Dataset rows describing interfaces:
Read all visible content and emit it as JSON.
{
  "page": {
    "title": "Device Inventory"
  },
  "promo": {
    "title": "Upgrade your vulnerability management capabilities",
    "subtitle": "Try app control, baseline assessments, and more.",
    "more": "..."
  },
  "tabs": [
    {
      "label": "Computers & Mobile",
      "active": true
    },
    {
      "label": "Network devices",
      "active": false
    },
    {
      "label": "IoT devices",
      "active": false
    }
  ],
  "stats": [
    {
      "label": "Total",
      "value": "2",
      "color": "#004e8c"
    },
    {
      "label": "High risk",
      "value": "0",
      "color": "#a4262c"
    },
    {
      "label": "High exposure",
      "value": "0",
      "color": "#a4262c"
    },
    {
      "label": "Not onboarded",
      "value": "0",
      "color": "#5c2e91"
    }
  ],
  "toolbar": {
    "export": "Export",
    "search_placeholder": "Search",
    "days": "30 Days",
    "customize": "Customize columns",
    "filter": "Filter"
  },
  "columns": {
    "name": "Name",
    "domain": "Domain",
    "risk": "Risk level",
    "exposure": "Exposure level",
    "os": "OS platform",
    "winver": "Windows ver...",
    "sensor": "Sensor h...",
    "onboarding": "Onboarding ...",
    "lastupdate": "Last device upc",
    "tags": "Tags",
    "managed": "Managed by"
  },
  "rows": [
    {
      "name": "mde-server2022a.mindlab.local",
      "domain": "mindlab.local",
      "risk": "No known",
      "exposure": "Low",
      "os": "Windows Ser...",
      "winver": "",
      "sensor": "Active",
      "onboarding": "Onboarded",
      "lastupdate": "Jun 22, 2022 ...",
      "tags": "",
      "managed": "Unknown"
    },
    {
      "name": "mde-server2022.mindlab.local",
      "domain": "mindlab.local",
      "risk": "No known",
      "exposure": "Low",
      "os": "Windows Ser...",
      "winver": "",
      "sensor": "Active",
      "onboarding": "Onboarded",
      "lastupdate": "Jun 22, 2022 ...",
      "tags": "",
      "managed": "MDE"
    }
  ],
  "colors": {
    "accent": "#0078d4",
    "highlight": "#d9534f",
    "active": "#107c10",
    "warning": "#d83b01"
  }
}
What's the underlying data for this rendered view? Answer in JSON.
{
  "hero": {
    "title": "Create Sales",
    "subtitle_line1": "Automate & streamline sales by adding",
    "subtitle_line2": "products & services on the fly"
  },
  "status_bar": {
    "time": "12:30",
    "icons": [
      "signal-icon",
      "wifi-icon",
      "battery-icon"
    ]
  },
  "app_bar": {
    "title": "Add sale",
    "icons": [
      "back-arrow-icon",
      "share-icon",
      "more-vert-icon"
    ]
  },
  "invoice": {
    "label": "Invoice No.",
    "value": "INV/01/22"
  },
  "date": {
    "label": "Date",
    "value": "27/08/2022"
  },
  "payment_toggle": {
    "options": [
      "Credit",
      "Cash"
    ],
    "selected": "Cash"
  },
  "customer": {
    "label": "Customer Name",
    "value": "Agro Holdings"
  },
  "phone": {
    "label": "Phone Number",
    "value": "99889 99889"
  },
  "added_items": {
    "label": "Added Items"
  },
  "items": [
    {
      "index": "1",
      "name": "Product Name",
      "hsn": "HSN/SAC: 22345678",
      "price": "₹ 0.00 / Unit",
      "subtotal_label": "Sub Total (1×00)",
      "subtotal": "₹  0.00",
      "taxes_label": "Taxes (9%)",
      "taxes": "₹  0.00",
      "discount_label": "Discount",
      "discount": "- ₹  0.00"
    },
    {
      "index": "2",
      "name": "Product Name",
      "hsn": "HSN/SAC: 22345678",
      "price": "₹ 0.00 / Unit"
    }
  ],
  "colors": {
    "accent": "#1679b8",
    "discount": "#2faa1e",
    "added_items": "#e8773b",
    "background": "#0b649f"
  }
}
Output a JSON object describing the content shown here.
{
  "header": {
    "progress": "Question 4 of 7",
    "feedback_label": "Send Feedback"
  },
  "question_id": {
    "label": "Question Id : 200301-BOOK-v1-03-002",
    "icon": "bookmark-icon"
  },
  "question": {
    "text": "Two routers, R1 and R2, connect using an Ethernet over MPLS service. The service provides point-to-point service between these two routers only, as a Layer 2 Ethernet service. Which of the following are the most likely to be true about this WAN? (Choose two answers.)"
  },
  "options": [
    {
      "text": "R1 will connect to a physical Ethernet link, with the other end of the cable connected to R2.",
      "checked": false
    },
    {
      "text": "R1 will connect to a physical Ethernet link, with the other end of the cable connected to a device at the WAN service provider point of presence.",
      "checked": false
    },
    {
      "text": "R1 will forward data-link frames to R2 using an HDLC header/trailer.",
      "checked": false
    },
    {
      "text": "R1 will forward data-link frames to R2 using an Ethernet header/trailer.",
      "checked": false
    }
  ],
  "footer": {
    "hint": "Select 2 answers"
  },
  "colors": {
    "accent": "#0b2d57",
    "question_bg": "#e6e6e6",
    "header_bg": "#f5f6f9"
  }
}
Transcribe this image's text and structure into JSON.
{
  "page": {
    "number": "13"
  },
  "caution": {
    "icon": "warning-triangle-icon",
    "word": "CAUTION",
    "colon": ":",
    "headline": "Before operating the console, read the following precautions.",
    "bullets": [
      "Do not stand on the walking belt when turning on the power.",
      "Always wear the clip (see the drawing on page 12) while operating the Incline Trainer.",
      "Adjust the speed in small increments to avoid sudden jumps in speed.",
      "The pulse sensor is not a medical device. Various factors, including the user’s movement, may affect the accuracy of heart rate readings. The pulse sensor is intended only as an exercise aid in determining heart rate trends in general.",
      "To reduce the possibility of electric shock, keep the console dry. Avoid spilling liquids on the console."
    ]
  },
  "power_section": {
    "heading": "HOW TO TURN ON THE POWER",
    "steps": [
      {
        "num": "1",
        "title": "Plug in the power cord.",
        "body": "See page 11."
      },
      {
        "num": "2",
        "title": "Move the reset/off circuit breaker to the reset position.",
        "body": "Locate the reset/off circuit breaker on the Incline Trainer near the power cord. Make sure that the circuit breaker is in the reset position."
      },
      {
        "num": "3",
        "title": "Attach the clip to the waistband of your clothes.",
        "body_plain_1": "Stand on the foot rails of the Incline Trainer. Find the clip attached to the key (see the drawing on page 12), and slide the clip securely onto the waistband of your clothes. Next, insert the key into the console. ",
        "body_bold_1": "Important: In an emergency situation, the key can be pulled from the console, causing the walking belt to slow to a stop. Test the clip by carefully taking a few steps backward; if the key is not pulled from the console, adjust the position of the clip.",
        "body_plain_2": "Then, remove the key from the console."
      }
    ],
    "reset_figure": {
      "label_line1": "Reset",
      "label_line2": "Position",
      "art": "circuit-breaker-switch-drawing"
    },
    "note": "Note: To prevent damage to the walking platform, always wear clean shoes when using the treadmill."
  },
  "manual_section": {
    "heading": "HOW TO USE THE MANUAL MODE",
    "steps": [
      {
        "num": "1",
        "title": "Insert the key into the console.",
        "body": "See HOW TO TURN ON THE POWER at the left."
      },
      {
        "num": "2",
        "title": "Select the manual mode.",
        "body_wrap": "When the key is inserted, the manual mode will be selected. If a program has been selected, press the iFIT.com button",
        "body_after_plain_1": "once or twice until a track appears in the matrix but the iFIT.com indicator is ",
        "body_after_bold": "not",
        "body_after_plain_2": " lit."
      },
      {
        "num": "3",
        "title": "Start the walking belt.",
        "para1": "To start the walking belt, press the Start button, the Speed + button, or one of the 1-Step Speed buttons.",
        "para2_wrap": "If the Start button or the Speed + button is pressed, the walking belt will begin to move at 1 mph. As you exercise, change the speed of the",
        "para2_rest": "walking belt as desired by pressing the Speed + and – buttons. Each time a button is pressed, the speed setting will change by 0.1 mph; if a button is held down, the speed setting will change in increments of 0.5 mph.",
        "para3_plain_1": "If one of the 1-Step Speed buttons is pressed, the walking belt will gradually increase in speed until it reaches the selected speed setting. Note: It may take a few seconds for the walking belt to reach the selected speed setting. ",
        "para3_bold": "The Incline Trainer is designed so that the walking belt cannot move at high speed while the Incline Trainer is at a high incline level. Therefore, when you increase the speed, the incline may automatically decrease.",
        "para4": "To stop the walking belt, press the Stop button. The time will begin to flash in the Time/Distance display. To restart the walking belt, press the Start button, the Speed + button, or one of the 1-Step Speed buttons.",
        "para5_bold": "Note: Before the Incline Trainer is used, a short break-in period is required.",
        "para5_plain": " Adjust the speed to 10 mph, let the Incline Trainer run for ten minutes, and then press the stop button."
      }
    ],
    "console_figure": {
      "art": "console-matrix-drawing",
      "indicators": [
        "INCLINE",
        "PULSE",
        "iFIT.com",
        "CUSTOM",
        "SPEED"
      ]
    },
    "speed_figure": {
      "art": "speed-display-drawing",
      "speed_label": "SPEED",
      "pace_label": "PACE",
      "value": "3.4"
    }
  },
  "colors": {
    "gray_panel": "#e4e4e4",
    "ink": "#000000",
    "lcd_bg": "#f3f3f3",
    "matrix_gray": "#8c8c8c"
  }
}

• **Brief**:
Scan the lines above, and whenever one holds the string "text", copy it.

• **Problem solution**:
    "text": "Two routers, R1 and R2, connect using an Ethernet over MPLS service. The service provides point-to-point service between these two routers only, as a Layer 2 Ethernet service. Which of the following are the most likely to be true about this WAN? (Choose two answers.)"
      "text": "R1 will connect to a physical Ethernet link, with the other end of the cable connected to R2.",
      "text": "R1 will connect to a physical Ethernet link, with the other end of the cable connected to a device at the WAN service provider point of presence.",
      "text": "R1 will forward data-link frames to R2 using an HDLC header/trailer.",
      "text": "R1 will forward data-link frames to R2 using an Ethernet header/trailer.",
Transcribe this image's text and structure into JSON.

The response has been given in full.